Siamak Moayedi, MD, Michael Witting, MD, MS, Jon Mark Hirshon, MD, PhD, and Stephen Schenkel, MD, MPP, published the article titled “Prospective, Randomized Controlled Comparison of a Flash-Tip Catheter and a Traditional Intravenous Catheter in an Urban Emergency Department” in the July issue of The Journal of Vascular Access. They were joined in their study by Nicholas George, BS, and Alise Burke, BS, who are students at the University of Maryland School of Medicine as well as co-authors of the article.
Sarah Dubbs, MD, served as a guest editor for this month's issue of Emergency Medicine Clinics of North America, on the topic of hematologic and oncologic emergencies. Dr. Dubbs wrote two of the articles (“The Latest Cancer Agents and Their Complications” and “Rapid Fire: Tumor Lysis Syndrome”) and co-authored two more with Akilesh Honasoge, MD, MA (“Rapid Fire: Central Nervous System Emergencies” and “Rapid Fire: Pericardial Effusion and Tamponade”). Amal Mattu, MD, continues as the consulting editor for this journal and, in that role, wrote the preface for this issue.

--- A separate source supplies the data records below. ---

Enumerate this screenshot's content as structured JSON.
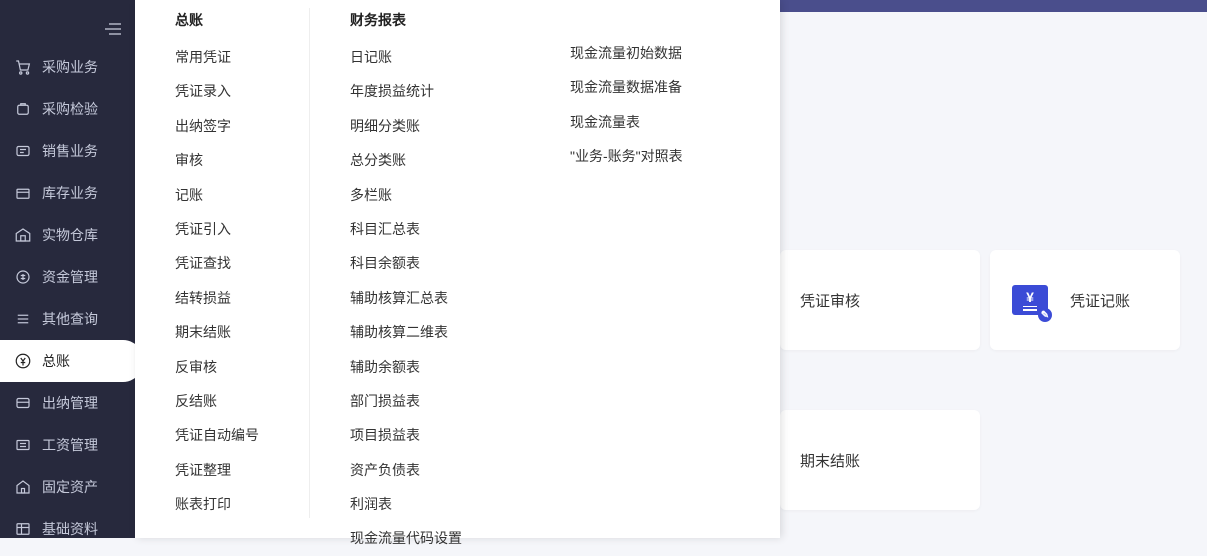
{
  "sidebar": {
    "items": [
      {
        "label": "采购业务"
      },
      {
        "label": "采购检验"
      },
      {
        "label": "销售业务"
      },
      {
        "label": "库存业务"
      },
      {
        "label": "实物仓库"
      },
      {
        "label": "资金管理"
      },
      {
        "label": "其他查询"
      },
      {
        "label": "总账"
      },
      {
        "label": "出纳管理"
      },
      {
        "label": "工资管理"
      },
      {
        "label": "固定资产"
      },
      {
        "label": "基础资料"
      }
    ]
  },
  "submenu": {
    "col1": {
      "heading": "总账",
      "items": [
        "常用凭证",
        "凭证录入",
        "出纳签字",
        "审核",
        "记账",
        "凭证引入",
        "凭证查找",
        "结转损益",
        "期末结账",
        "反审核",
        "反结账",
        "凭证自动编号",
        "凭证整理",
        "账表打印"
      ]
    },
    "col2": {
      "heading": "财务报表",
      "items": [
        "日记账",
        "年度损益统计",
        "明细分类账",
        "总分类账",
        "多栏账",
        "科目汇总表",
        "科目余额表",
        "辅助核算汇总表",
        "辅助核算二维表",
        "辅助余额表",
        "部门损益表",
        "项目损益表",
        "资产负债表",
        "利润表",
        "现金流量代码设置"
      ]
    },
    "col3": {
      "items": [
        "现金流量初始数据",
        "现金流量数据准备",
        "现金流量表",
        "\"业务-账务\"对照表"
      ]
    }
  },
  "cards": {
    "audit": "凭证审核",
    "post": "凭证记账",
    "close": "期末结账"
  }
}
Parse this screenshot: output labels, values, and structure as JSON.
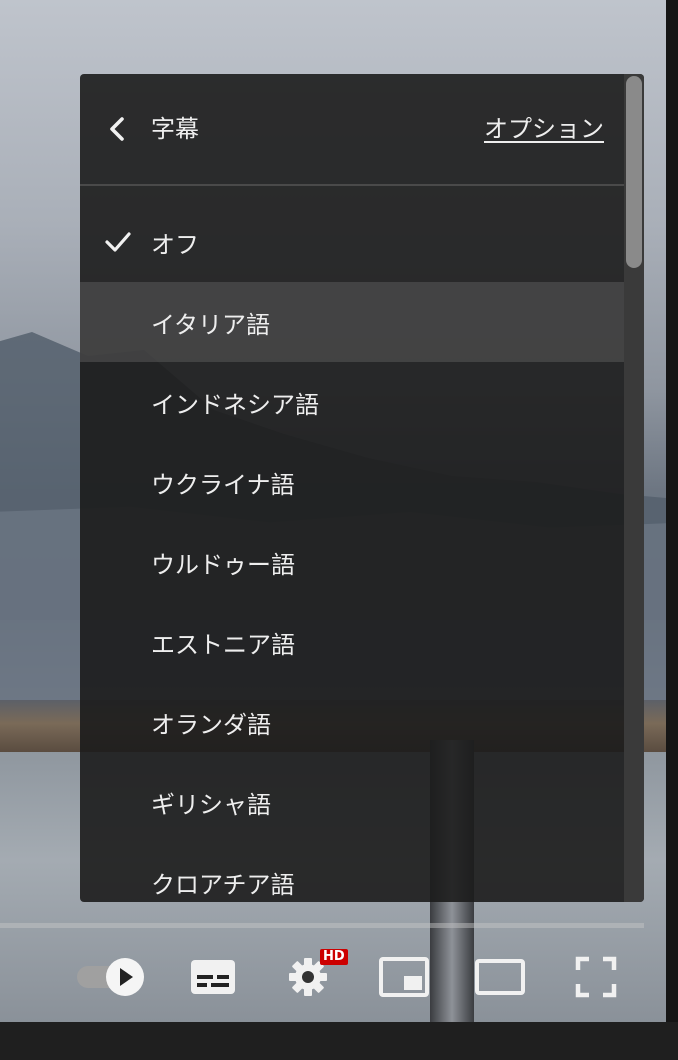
{
  "panel": {
    "back_icon": "chevron-left-icon",
    "title": "字幕",
    "options_label": "オプション",
    "items": [
      {
        "label": "オフ",
        "selected": true
      },
      {
        "label": "イタリア語",
        "selected": false,
        "hovered": true
      },
      {
        "label": "インドネシア語",
        "selected": false
      },
      {
        "label": "ウクライナ語",
        "selected": false
      },
      {
        "label": "ウルドゥー語",
        "selected": false
      },
      {
        "label": "エストニア語",
        "selected": false
      },
      {
        "label": "オランダ語",
        "selected": false
      },
      {
        "label": "ギリシャ語",
        "selected": false
      },
      {
        "label": "クロアチア語",
        "selected": false
      }
    ]
  },
  "controls": {
    "autoplay_icon": "autoplay-toggle-icon",
    "subtitles_icon": "subtitles-icon",
    "settings_icon": "gear-icon",
    "hd_badge": "HD",
    "miniplayer_icon": "miniplayer-icon",
    "theater_icon": "theater-mode-icon",
    "fullscreen_icon": "fullscreen-icon"
  },
  "colors": {
    "panel_bg": "#1c1c1c",
    "highlight": "#474747",
    "hd_badge": "#cc0000",
    "text": "#eeeeee"
  }
}
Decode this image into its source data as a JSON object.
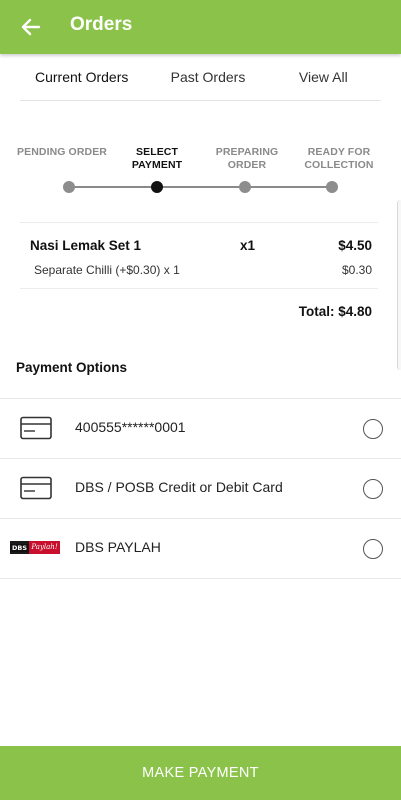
{
  "header": {
    "title": "Orders",
    "back_icon": "arrow-left-icon"
  },
  "tabs": [
    {
      "label": "Current Orders",
      "active": true
    },
    {
      "label": "Past Orders",
      "active": false
    },
    {
      "label": "View All",
      "active": false
    }
  ],
  "stepper": {
    "steps": [
      {
        "label": "PENDING ORDER",
        "active": false
      },
      {
        "label": "SELECT\nPAYMENT",
        "active": true
      },
      {
        "label": "PREPARING\nORDER",
        "active": false
      },
      {
        "label": "READY FOR\nCOLLECTION",
        "active": false
      }
    ]
  },
  "order": {
    "item_name": "Nasi Lemak Set 1",
    "item_qty": "x1",
    "item_price": "$4.50",
    "addon_name": "Separate Chilli (+$0.30) x 1",
    "addon_price": "$0.30",
    "total": "Total: $4.80"
  },
  "payment": {
    "section_title": "Payment Options",
    "options": [
      {
        "label": "400555******0001",
        "icon": "credit-card-icon",
        "selected": false
      },
      {
        "label": "DBS / POSB Credit or Debit Card",
        "icon": "credit-card-icon",
        "selected": false
      },
      {
        "label": "DBS PAYLAH",
        "icon": "dbs-paylah-logo",
        "logo_text_left": "DBS",
        "logo_text_right": "Paylah!",
        "selected": false
      }
    ]
  },
  "action": {
    "button_label": "MAKE PAYMENT"
  },
  "colors": {
    "primary": "#8bc34a",
    "text": "#222222",
    "muted": "#8a8a8a"
  }
}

Siamak Moayedi, MD, and Michael Witting, MD, MS, published the article titled “No Radiographic Safe Margin Found in the ‘Easy IJ’ Internal Jugular Vein Procedure” in the July issue of The Journal of Emergency Medicine (2018;55:29?33). The lead author is Ryan McCarter, MD, who was a student at the University of Maryland School of Medicine at the time of their study and is now an internal medicine resident at Vidant Medical Center in Greenville, North Carolina. Based on their observations, the investigators recommend assessment for pneumothorax with chest radiography or ultrasound following the Easy IJ procedure.
Dan Gingold, MD, MPH, and Doug Sward, MD, published the article titled “The Effect of Wilderness and Medical Training on Injury and Altitude Preparedness Among Backcountry Hikers in Rocky Mountain National Park,” in the World Journal of Emergency Medicine (2018;9:172-177). Medical students Michael Yue and David Spivey assisted them with data collection and analysis. Their survey of 380 hikers in 4 areas of the park showed that medically trained hikers were more likely to be prepared for altitude, medical emergencies, and trauma than their non-trained counterparts. Wilderness-trained hikers were more prepared for altitude sickness. These relationships likely reflect hikers’ awareness of hazards in the wilderness and the steps that can be taken to avoid them.

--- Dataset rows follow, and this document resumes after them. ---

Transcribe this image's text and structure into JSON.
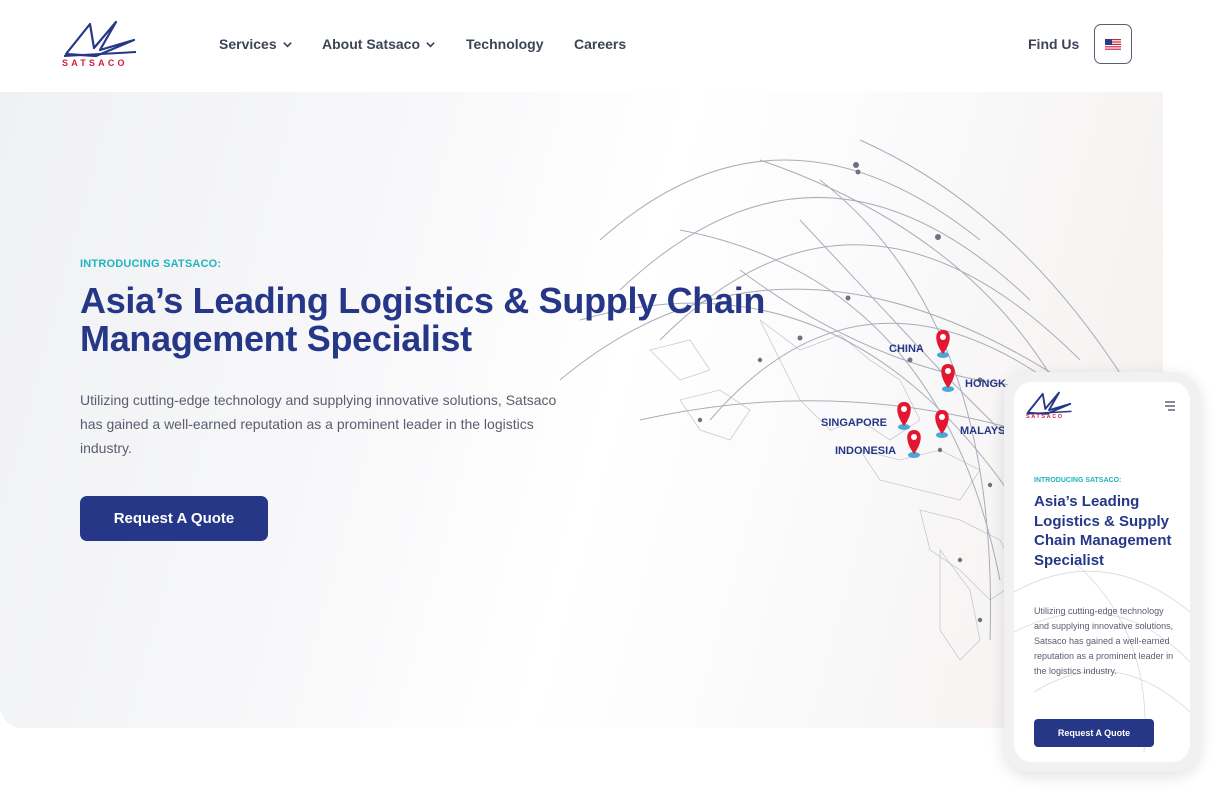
{
  "brand": {
    "name": "SATSACO"
  },
  "nav": {
    "items": [
      {
        "label": "Services",
        "has_dropdown": true
      },
      {
        "label": "About Satsaco",
        "has_dropdown": true
      },
      {
        "label": "Technology",
        "has_dropdown": false
      },
      {
        "label": "Careers",
        "has_dropdown": false
      }
    ],
    "find_us": "Find Us",
    "language_flag": "us-flag-icon"
  },
  "hero": {
    "eyebrow": "INTRODUCING SATSACO:",
    "title": "Asia’s Leading Logistics & Supply Chain Management Specialist",
    "description": "Utilizing cutting-edge technology and supplying innovative solutions, Satsaco has gained a well-earned reputation as a prominent leader in the logistics industry.",
    "cta_label": "Request A Quote"
  },
  "map_locations": [
    "CHINA",
    "HONGK",
    "SINGAPORE",
    "MALAYS",
    "INDONESIA"
  ],
  "mobile": {
    "eyebrow": "INTRODUCING SATSACO:",
    "title": "Asia’s Leading Logistics & Supply Chain Management Specialist",
    "description": "Utilizing cutting-edge technology and supplying innovative solutions, Satsaco has gained a well-earned reputation as a prominent leader in the logistics industry.",
    "cta_label": "Request A Quote"
  },
  "colors": {
    "primary": "#263788",
    "accent": "#1eb5c0",
    "brand_red": "#d21f3c",
    "text": "#5a5d6e"
  }
}
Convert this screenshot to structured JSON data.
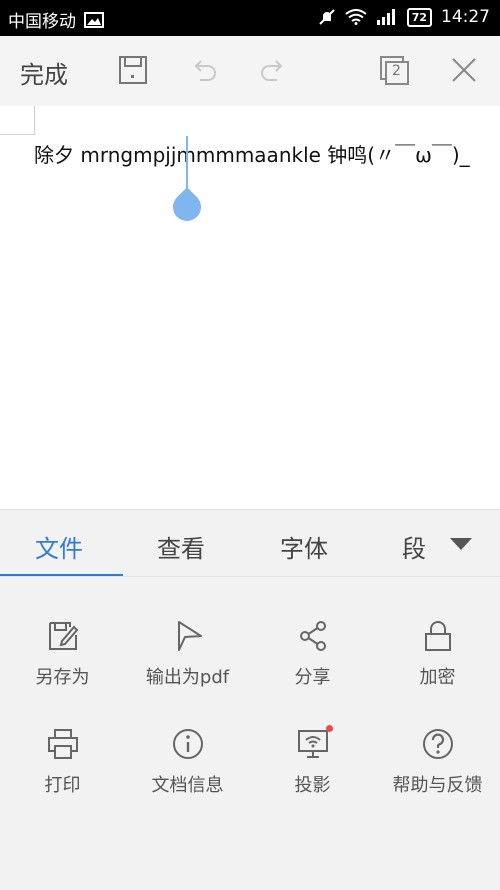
{
  "status": {
    "carrier": "中国移动",
    "battery": "72",
    "time": "14:27"
  },
  "toolbar": {
    "done_label": "完成",
    "page_count": "2"
  },
  "document": {
    "text": "除夕 mrngmpjjmmmmaankle 钟鸣(〃￣ω￣)_"
  },
  "tabs": [
    {
      "label": "文件"
    },
    {
      "label": "查看"
    },
    {
      "label": "字体"
    },
    {
      "label": "段"
    }
  ],
  "file_menu": [
    {
      "label": "另存为",
      "icon": "save-as-icon"
    },
    {
      "label": "输出为pdf",
      "icon": "send-icon"
    },
    {
      "label": "分享",
      "icon": "share-icon"
    },
    {
      "label": "加密",
      "icon": "lock-icon"
    },
    {
      "label": "打印",
      "icon": "print-icon"
    },
    {
      "label": "文档信息",
      "icon": "info-icon"
    },
    {
      "label": "投影",
      "icon": "projection-icon"
    },
    {
      "label": "帮助与反馈",
      "icon": "help-icon"
    }
  ],
  "colors": {
    "accent": "#2f7bd8",
    "cursor": "#7fb6ef",
    "notification_dot": "#e84b4b"
  }
}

David Marcozzi, MD, published an opinion piece about the US health care system's readniess for disasters in the May 24th edition of The Hill:
His essay focuses on the re-appropriation bill for the Pandemic and All-Hazards Preparedness and Advancing Innovations Act, which has been introduced for congressional consideration. This bill provides the opportunity to apply lessons learned in past disasters and thus improve the country's readiness to respond to mass casualty events.

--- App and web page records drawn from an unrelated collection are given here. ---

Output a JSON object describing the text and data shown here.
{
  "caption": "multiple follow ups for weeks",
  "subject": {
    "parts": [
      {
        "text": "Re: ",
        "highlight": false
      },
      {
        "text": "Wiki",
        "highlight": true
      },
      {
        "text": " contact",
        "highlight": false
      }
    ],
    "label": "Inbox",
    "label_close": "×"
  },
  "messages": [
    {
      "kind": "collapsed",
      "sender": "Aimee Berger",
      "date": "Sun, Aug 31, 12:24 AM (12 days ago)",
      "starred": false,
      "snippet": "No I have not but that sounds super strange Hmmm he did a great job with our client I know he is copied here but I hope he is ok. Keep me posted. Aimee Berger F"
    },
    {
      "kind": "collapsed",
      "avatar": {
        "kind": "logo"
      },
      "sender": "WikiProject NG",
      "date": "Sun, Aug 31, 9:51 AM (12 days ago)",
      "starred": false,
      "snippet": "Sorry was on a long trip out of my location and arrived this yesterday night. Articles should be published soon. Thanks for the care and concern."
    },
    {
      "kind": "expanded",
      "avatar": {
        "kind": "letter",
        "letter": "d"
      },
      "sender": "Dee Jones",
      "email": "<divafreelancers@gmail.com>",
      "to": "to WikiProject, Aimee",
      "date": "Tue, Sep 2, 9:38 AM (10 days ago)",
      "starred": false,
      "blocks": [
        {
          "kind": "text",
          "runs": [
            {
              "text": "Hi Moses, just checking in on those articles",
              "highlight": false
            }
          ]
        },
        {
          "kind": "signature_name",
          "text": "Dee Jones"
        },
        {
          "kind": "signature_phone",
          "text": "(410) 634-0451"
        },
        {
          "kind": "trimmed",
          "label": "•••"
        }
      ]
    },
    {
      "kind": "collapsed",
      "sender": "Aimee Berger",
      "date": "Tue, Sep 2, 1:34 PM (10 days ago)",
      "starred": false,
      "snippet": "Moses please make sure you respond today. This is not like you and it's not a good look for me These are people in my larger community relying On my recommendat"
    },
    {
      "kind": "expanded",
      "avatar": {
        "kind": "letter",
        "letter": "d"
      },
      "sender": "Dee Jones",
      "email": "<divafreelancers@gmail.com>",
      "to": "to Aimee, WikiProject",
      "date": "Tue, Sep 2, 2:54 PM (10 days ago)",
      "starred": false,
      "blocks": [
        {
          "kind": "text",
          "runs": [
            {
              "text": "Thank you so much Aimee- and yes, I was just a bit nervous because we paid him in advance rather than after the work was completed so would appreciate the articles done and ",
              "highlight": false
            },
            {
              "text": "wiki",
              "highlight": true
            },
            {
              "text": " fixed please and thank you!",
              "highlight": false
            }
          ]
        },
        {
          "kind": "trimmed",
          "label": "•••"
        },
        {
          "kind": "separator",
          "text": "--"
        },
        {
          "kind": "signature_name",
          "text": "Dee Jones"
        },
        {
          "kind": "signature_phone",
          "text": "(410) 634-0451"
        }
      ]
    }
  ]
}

David Marcozzi, MD, Associate Professor and Director of Population Health, Department of Emergency Medicine, and Co-Director, Program in Health Disparities and Population Health, University of Maryland School of Medicine, is the lead author of “Trends in the Contribution of Emergency Departments to the Provision of Hospital-Associated Health Care in the USA,” published in this month's issue of International Journal of Health Services (48:267-288). His co-authors from the Department of Emergency Medicine are Nicole Baehr, Emergency Medicine Healthcare Program Analyst, and Brian Browne, MD, Professor and Chairman. They collaborated with Brendan Carr, MD, MA, MS, Thomas Jefferson University School of Medicine, and Aisha Liferidge, MD, MPH, The George Washington University School of Medicine and Health Sciences (a 2006 graduate of the emergency medicine residency at the University of Maryland Medical Center).
Jon Mark Hirshon, MD, MPH, PhD, participated in a roundtable discussion held by the Health Subcommittee of the Ways and Means Committee of the US House of Representatives on March 22. The purpose of the discussion was to present strategies for alleviating Medicare red tape burdens for patients and health care providers. Those strategies include standardizing documentation guidelines, eliminating duplicative paperwork and reporting burdens, modernizing laws to improve providers’ ability to work together in efficient pathways and to lower costs for patients and taxpayers, and expanding the use of innovations such as telecommunications in health care. In addition to being on our emergency medicine faculty, Dr. Hirshon is a member of the Board of Directors of the American College of Emergency Physicians.
Todd Crocco, MD, has joined the Department of Emergency Medicine, at the academic rank of Professor and as its Director for Pre-Hospital Care and Telemedicine. In his previous position, he was Chief Business Development Officer at West Virginia University Health Sciences Center and Medical Director of WVU’s Clinical and Pharmacologic Research Center. Dr. Crocco received his medical degree from the University of Pittsburgh School of Medicine and completed the emergency medicine residency and an emergency medical services fellowship at the University of Cincinnati/University Hospital.